▸ **YOUR ASSIGNMENT**
Every entry that follows must be written out exactly, apart from its pictures.

▸ **Page and application data records**
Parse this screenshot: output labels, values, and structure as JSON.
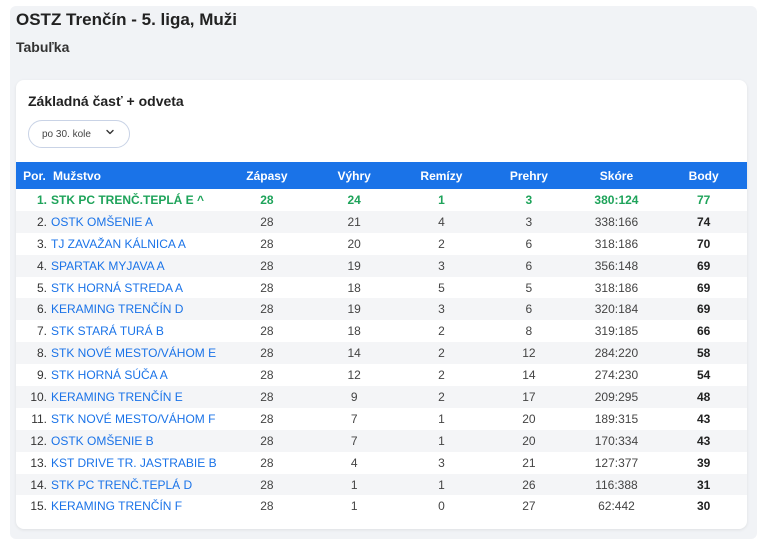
{
  "header": {
    "title": "OSTZ Trenčín - 5. liga, Muži",
    "subtitle": "Tabuľka"
  },
  "section": {
    "title": "Základná časť + odveta",
    "round_select": "po 30. kole"
  },
  "table": {
    "columns": [
      "Por.",
      "Mužstvo",
      "Zápasy",
      "Výhry",
      "Remízy",
      "Prehry",
      "Skóre",
      "Body"
    ],
    "rows": [
      {
        "pos": "1.",
        "team": "STK PC TRENČ.TEPLÁ E ^",
        "played": "28",
        "wins": "24",
        "draws": "1",
        "losses": "3",
        "score": "380:124",
        "points": "77"
      },
      {
        "pos": "2.",
        "team": "OSTK OMŠENIE A",
        "played": "28",
        "wins": "21",
        "draws": "4",
        "losses": "3",
        "score": "338:166",
        "points": "74"
      },
      {
        "pos": "3.",
        "team": "TJ ZAVAŽAN KÁLNICA A",
        "played": "28",
        "wins": "20",
        "draws": "2",
        "losses": "6",
        "score": "318:186",
        "points": "70"
      },
      {
        "pos": "4.",
        "team": "SPARTAK MYJAVA A",
        "played": "28",
        "wins": "19",
        "draws": "3",
        "losses": "6",
        "score": "356:148",
        "points": "69"
      },
      {
        "pos": "5.",
        "team": "STK HORNÁ STREDA A",
        "played": "28",
        "wins": "18",
        "draws": "5",
        "losses": "5",
        "score": "318:186",
        "points": "69"
      },
      {
        "pos": "6.",
        "team": "KERAMING TRENČÍN D",
        "played": "28",
        "wins": "19",
        "draws": "3",
        "losses": "6",
        "score": "320:184",
        "points": "69"
      },
      {
        "pos": "7.",
        "team": "STK STARÁ TURÁ B",
        "played": "28",
        "wins": "18",
        "draws": "2",
        "losses": "8",
        "score": "319:185",
        "points": "66"
      },
      {
        "pos": "8.",
        "team": "STK NOVÉ MESTO/VÁHOM E",
        "played": "28",
        "wins": "14",
        "draws": "2",
        "losses": "12",
        "score": "284:220",
        "points": "58"
      },
      {
        "pos": "9.",
        "team": "STK HORNÁ SÚČA A",
        "played": "28",
        "wins": "12",
        "draws": "2",
        "losses": "14",
        "score": "274:230",
        "points": "54"
      },
      {
        "pos": "10.",
        "team": "KERAMING TRENČÍN E",
        "played": "28",
        "wins": "9",
        "draws": "2",
        "losses": "17",
        "score": "209:295",
        "points": "48"
      },
      {
        "pos": "11.",
        "team": "STK NOVÉ MESTO/VÁHOM F",
        "played": "28",
        "wins": "7",
        "draws": "1",
        "losses": "20",
        "score": "189:315",
        "points": "43"
      },
      {
        "pos": "12.",
        "team": "OSTK OMŠENIE B",
        "played": "28",
        "wins": "7",
        "draws": "1",
        "losses": "20",
        "score": "170:334",
        "points": "43"
      },
      {
        "pos": "13.",
        "team": "KST DRIVE TR. JASTRABIE B",
        "played": "28",
        "wins": "4",
        "draws": "3",
        "losses": "21",
        "score": "127:377",
        "points": "39"
      },
      {
        "pos": "14.",
        "team": "STK PC TRENČ.TEPLÁ D",
        "played": "28",
        "wins": "1",
        "draws": "1",
        "losses": "26",
        "score": "116:388",
        "points": "31"
      },
      {
        "pos": "15.",
        "team": "KERAMING TRENČÍN F",
        "played": "28",
        "wins": "1",
        "draws": "0",
        "losses": "27",
        "score": "62:442",
        "points": "30"
      }
    ]
  },
  "colors": {
    "header_bg": "#1a73e8",
    "team_link": "#1a73e8",
    "leader": "#1ea35a",
    "page_bg": "#f1f3f6"
  },
  "icons": {
    "round_select": "chevron-down-icon"
  }
}
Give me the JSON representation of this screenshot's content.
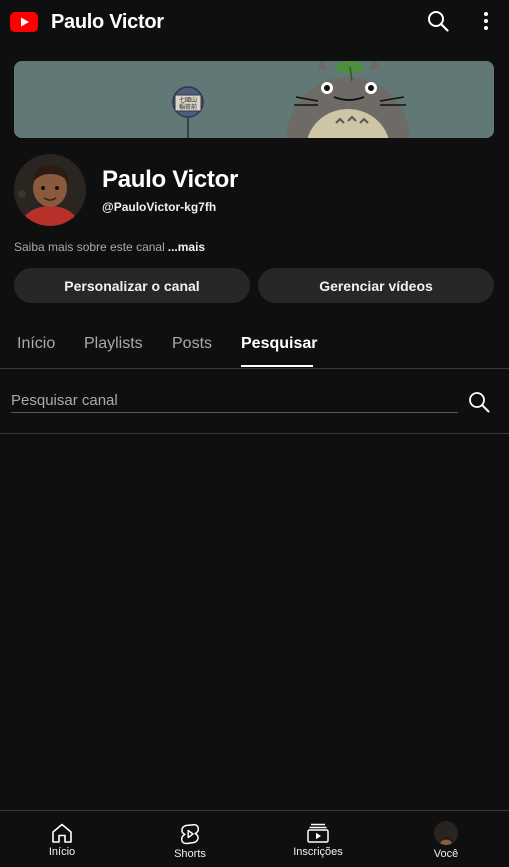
{
  "header": {
    "title": "Paulo Victor",
    "logo_icon": "youtube-logo-icon",
    "search_icon": "search-icon",
    "more_icon": "more-vertical-icon"
  },
  "banner": {
    "sign_line1": "七國山",
    "sign_line2": "稲荷前"
  },
  "channel": {
    "name": "Paulo Victor",
    "handle": "@PauloVictor-kg7fh",
    "about_text": "Saiba mais sobre este canal",
    "about_more": "...mais"
  },
  "actions": {
    "customize_label": "Personalizar o canal",
    "manage_label": "Gerenciar vídeos"
  },
  "tabs": [
    {
      "label": "Início",
      "active": false
    },
    {
      "label": "Playlists",
      "active": false
    },
    {
      "label": "Posts",
      "active": false
    },
    {
      "label": "Pesquisar",
      "active": true
    }
  ],
  "search": {
    "placeholder": "Pesquisar canal",
    "value": ""
  },
  "bottom_nav": [
    {
      "label": "Início",
      "icon": "home-icon"
    },
    {
      "label": "Shorts",
      "icon": "shorts-icon"
    },
    {
      "label": "Inscrições",
      "icon": "subscriptions-icon"
    },
    {
      "label": "Você",
      "icon": "avatar"
    }
  ],
  "colors": {
    "background": "#0f0f0f",
    "brand_red": "#ff0000",
    "button_bg": "#272727",
    "secondary_text": "#aaaaaa"
  }
}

▸ **ANSWER SPACE**
Parse this screenshot: output labels, values, and structure as JSON.
{
  "header": {
    "title": "OSTZ Trenčín - 5. liga, Muži",
    "subtitle": "Tabuľka"
  },
  "section": {
    "title": "Základná časť + odveta",
    "round_select": "po 30. kole"
  },
  "table": {
    "columns": [
      "Por.",
      "Mužstvo",
      "Zápasy",
      "Výhry",
      "Remízy",
      "Prehry",
      "Skóre",
      "Body"
    ],
    "rows": [
      {
        "pos": "1.",
        "team": "STK PC TRENČ.TEPLÁ E ^",
        "played": "28",
        "wins": "24",
        "draws": "1",
        "losses": "3",
        "score": "380:124",
        "points": "77"
      },
      {
        "pos": "2.",
        "team": "OSTK OMŠENIE A",
        "played": "28",
        "wins": "21",
        "draws": "4",
        "losses": "3",
        "score": "338:166",
        "points": "74"
      },
      {
        "pos": "3.",
        "team": "TJ ZAVAŽAN KÁLNICA A",
        "played": "28",
        "wins": "20",
        "draws": "2",
        "losses": "6",
        "score": "318:186",
        "points": "70"
      },
      {
        "pos": "4.",
        "team": "SPARTAK MYJAVA A",
        "played": "28",
        "wins": "19",
        "draws": "3",
        "losses": "6",
        "score": "356:148",
        "points": "69"
      },
      {
        "pos": "5.",
        "team": "STK HORNÁ STREDA A",
        "played": "28",
        "wins": "18",
        "draws": "5",
        "losses": "5",
        "score": "318:186",
        "points": "69"
      },
      {
        "pos": "6.",
        "team": "KERAMING TRENČÍN D",
        "played": "28",
        "wins": "19",
        "draws": "3",
        "losses": "6",
        "score": "320:184",
        "points": "69"
      },
      {
        "pos": "7.",
        "team": "STK STARÁ TURÁ B",
        "played": "28",
        "wins": "18",
        "draws": "2",
        "losses": "8",
        "score": "319:185",
        "points": "66"
      },
      {
        "pos": "8.",
        "team": "STK NOVÉ MESTO/VÁHOM E",
        "played": "28",
        "wins": "14",
        "draws": "2",
        "losses": "12",
        "score": "284:220",
        "points": "58"
      },
      {
        "pos": "9.",
        "team": "STK HORNÁ SÚČA A",
        "played": "28",
        "wins": "12",
        "draws": "2",
        "losses": "14",
        "score": "274:230",
        "points": "54"
      },
      {
        "pos": "10.",
        "team": "KERAMING TRENČÍN E",
        "played": "28",
        "wins": "9",
        "draws": "2",
        "losses": "17",
        "score": "209:295",
        "points": "48"
      },
      {
        "pos": "11.",
        "team": "STK NOVÉ MESTO/VÁHOM F",
        "played": "28",
        "wins": "7",
        "draws": "1",
        "losses": "20",
        "score": "189:315",
        "points": "43"
      },
      {
        "pos": "12.",
        "team": "OSTK OMŠENIE B",
        "played": "28",
        "wins": "7",
        "draws": "1",
        "losses": "20",
        "score": "170:334",
        "points": "43"
      },
      {
        "pos": "13.",
        "team": "KST DRIVE TR. JASTRABIE B",
        "played": "28",
        "wins": "4",
        "draws": "3",
        "losses": "21",
        "score": "127:377",
        "points": "39"
      },
      {
        "pos": "14.",
        "team": "STK PC TRENČ.TEPLÁ D",
        "played": "28",
        "wins": "1",
        "draws": "1",
        "losses": "26",
        "score": "116:388",
        "points": "31"
      },
      {
        "pos": "15.",
        "team": "KERAMING TRENČÍN F",
        "played": "28",
        "wins": "1",
        "draws": "0",
        "losses": "27",
        "score": "62:442",
        "points": "30"
      }
    ]
  },
  "colors": {
    "header_bg": "#1a73e8",
    "team_link": "#1a73e8",
    "leader": "#1ea35a",
    "page_bg": "#f1f3f6"
  },
  "icons": {
    "round_select": "chevron-down-icon"
  }
}
Give me the JSON representation of this screenshot's content.
{
  "header": {
    "title": "Paulo Victor",
    "logo_icon": "youtube-logo-icon",
    "search_icon": "search-icon",
    "more_icon": "more-vertical-icon"
  },
  "banner": {
    "sign_line1": "七國山",
    "sign_line2": "稲荷前"
  },
  "channel": {
    "name": "Paulo Victor",
    "handle": "@PauloVictor-kg7fh",
    "about_text": "Saiba mais sobre este canal",
    "about_more": "...mais"
  },
  "actions": {
    "customize_label": "Personalizar o canal",
    "manage_label": "Gerenciar vídeos"
  },
  "tabs": [
    {
      "label": "Início",
      "active": false
    },
    {
      "label": "Playlists",
      "active": false
    },
    {
      "label": "Posts",
      "active": false
    },
    {
      "label": "Pesquisar",
      "active": true
    }
  ],
  "search": {
    "placeholder": "Pesquisar canal",
    "value": ""
  },
  "bottom_nav": [
    {
      "label": "Início",
      "icon": "home-icon"
    },
    {
      "label": "Shorts",
      "icon": "shorts-icon"
    },
    {
      "label": "Inscrições",
      "icon": "subscriptions-icon"
    },
    {
      "label": "Você",
      "icon": "avatar"
    }
  ],
  "colors": {
    "background": "#0f0f0f",
    "brand_red": "#ff0000",
    "button_bg": "#272727",
    "secondary_text": "#aaaaaa"
  }
}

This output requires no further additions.